ABOUT THIS BOOK
Foreign policies and diplomatic missions, combined with military action, were the driving forces behind the growth of the early United States. In an era when the Old and New Worlds were subject to British, French, and Spanish imperial ambitions, the new republic had limited diplomatic presence and minimal public credit. It was vulnerable to hostile forces in every direction. The United States could not have survived, grown, or flourished without the adoption of prescient foreign policies, or without skillful diplomatic operations.
An Independent Empire shows how foreign policy and diplomacy constitute a truly national story, necessary for understanding the history of the United States. In this lively and well-written book, episodes in American history—such as the writing and ratification of the Constitution, Henry Clay’s advocacy of an American System, Pinckney’s Treaty with Spain, and the visionary but absurd Congress of Panama—are recast as elemental aspects of United States foreign and security policy.

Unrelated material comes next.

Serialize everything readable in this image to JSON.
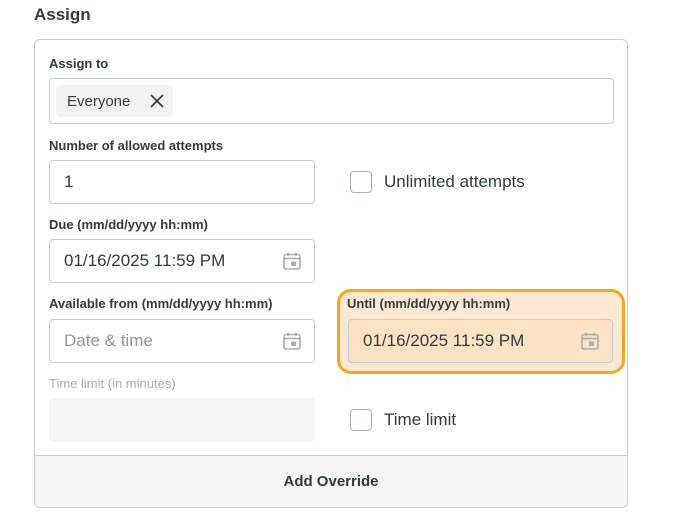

An Independent Empire tells the stories of the people who defined the early history of America’s international relationships. Throughout the book are brief, entertaining vignettes of often-overlooked intellectuals, spies, diplomats, and statesmen whose actions and decisions shaped the first fifty years of the United States. More than a dozen bespoke maps illustrate that the growth of the early United States was as much a geographical as a political or military phenomenon.